Dataset rows describing interfaces:
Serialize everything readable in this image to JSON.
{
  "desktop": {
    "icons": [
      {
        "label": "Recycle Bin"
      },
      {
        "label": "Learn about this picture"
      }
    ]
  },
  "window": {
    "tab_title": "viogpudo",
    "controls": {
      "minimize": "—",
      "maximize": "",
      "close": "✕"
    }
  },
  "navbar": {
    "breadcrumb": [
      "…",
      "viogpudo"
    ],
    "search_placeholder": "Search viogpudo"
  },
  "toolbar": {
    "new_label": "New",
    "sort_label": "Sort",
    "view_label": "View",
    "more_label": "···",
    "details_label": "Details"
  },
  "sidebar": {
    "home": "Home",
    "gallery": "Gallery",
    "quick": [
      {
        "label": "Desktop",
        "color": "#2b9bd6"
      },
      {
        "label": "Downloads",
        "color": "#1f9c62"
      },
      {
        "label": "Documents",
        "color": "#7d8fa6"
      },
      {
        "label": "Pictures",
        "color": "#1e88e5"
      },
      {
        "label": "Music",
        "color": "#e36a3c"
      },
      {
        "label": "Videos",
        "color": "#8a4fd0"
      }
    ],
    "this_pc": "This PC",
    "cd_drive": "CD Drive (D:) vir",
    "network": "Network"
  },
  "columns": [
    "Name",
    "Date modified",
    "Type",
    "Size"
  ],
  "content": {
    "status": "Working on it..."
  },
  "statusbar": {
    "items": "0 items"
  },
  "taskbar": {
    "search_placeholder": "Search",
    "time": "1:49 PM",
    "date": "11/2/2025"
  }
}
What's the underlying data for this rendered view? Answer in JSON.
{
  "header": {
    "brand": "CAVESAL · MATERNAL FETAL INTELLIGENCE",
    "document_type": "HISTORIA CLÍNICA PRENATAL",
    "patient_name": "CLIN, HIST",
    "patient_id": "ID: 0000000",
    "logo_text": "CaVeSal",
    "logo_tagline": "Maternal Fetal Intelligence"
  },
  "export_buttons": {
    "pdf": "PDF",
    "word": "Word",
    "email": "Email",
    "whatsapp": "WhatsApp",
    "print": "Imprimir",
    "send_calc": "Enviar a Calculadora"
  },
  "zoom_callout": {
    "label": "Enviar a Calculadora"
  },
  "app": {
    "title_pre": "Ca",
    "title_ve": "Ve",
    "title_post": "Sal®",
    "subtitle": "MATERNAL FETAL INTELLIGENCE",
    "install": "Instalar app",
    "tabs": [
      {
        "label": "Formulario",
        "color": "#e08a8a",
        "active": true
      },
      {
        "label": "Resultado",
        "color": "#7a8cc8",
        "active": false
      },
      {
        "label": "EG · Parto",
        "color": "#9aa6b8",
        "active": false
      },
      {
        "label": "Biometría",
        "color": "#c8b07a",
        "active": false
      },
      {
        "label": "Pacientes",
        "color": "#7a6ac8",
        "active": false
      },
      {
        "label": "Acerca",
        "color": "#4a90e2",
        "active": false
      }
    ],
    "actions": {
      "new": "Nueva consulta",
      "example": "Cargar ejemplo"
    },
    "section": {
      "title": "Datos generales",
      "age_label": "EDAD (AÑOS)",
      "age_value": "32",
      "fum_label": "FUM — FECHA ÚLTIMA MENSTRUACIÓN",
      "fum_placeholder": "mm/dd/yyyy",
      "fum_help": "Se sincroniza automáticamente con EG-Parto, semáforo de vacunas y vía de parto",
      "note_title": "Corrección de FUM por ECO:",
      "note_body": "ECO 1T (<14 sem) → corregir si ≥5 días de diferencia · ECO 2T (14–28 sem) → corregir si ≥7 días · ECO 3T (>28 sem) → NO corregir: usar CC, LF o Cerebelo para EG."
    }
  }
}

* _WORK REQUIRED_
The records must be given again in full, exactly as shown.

* _COMPLETED EXERCISE_
Serialize everything readable in this image to JSON.
{
  "desktop": {
    "icons": [
      {
        "label": "Recycle Bin"
      },
      {
        "label": "Learn about this picture"
      }
    ]
  },
  "window": {
    "tab_title": "viogpudo",
    "controls": {
      "minimize": "—",
      "maximize": "",
      "close": "✕"
    }
  },
  "navbar": {
    "breadcrumb": [
      "…",
      "viogpudo"
    ],
    "search_placeholder": "Search viogpudo"
  },
  "toolbar": {
    "new_label": "New",
    "sort_label": "Sort",
    "view_label": "View",
    "more_label": "···",
    "details_label": "Details"
  },
  "sidebar": {
    "home": "Home",
    "gallery": "Gallery",
    "quick": [
      {
        "label": "Desktop",
        "color": "#2b9bd6"
      },
      {
        "label": "Downloads",
        "color": "#1f9c62"
      },
      {
        "label": "Documents",
        "color": "#7d8fa6"
      },
      {
        "label": "Pictures",
        "color": "#1e88e5"
      },
      {
        "label": "Music",
        "color": "#e36a3c"
      },
      {
        "label": "Videos",
        "color": "#8a4fd0"
      }
    ],
    "this_pc": "This PC",
    "cd_drive": "CD Drive (D:) vir",
    "network": "Network"
  },
  "columns": [
    "Name",
    "Date modified",
    "Type",
    "Size"
  ],
  "content": {
    "status": "Working on it..."
  },
  "statusbar": {
    "items": "0 items"
  },
  "taskbar": {
    "search_placeholder": "Search",
    "time": "1:49 PM",
    "date": "11/2/2025"
  }
}
What's the underlying data for this rendered view? Answer in JSON.
{
  "header": {
    "brand": "CAVESAL · MATERNAL FETAL INTELLIGENCE",
    "document_type": "HISTORIA CLÍNICA PRENATAL",
    "patient_name": "CLIN, HIST",
    "patient_id": "ID: 0000000",
    "logo_text": "CaVeSal",
    "logo_tagline": "Maternal Fetal Intelligence"
  },
  "export_buttons": {
    "pdf": "PDF",
    "word": "Word",
    "email": "Email",
    "whatsapp": "WhatsApp",
    "print": "Imprimir",
    "send_calc": "Enviar a Calculadora"
  },
  "zoom_callout": {
    "label": "Enviar a Calculadora"
  },
  "app": {
    "title_pre": "Ca",
    "title_ve": "Ve",
    "title_post": "Sal®",
    "subtitle": "MATERNAL FETAL INTELLIGENCE",
    "install": "Instalar app",
    "tabs": [
      {
        "label": "Formulario",
        "color": "#e08a8a",
        "active": true
      },
      {
        "label": "Resultado",
        "color": "#7a8cc8",
        "active": false
      },
      {
        "label": "EG · Parto",
        "color": "#9aa6b8",
        "active": false
      },
      {
        "label": "Biometría",
        "color": "#c8b07a",
        "active": false
      },
      {
        "label": "Pacientes",
        "color": "#7a6ac8",
        "active": false
      },
      {
        "label": "Acerca",
        "color": "#4a90e2",
        "active": false
      }
    ],
    "actions": {
      "new": "Nueva consulta",
      "example": "Cargar ejemplo"
    },
    "section": {
      "title": "Datos generales",
      "age_label": "EDAD (AÑOS)",
      "age_value": "32",
      "fum_label": "FUM — FECHA ÚLTIMA MENSTRUACIÓN",
      "fum_placeholder": "mm/dd/yyyy",
      "fum_help": "Se sincroniza automáticamente con EG-Parto, semáforo de vacunas y vía de parto",
      "note_title": "Corrección de FUM por ECO:",
      "note_body": "ECO 1T (<14 sem) → corregir si ≥5 días de diferencia · ECO 2T (14–28 sem) → corregir si ≥7 días · ECO 3T (>28 sem) → NO corregir: usar CC, LF o Cerebelo para EG."
    }
  }
}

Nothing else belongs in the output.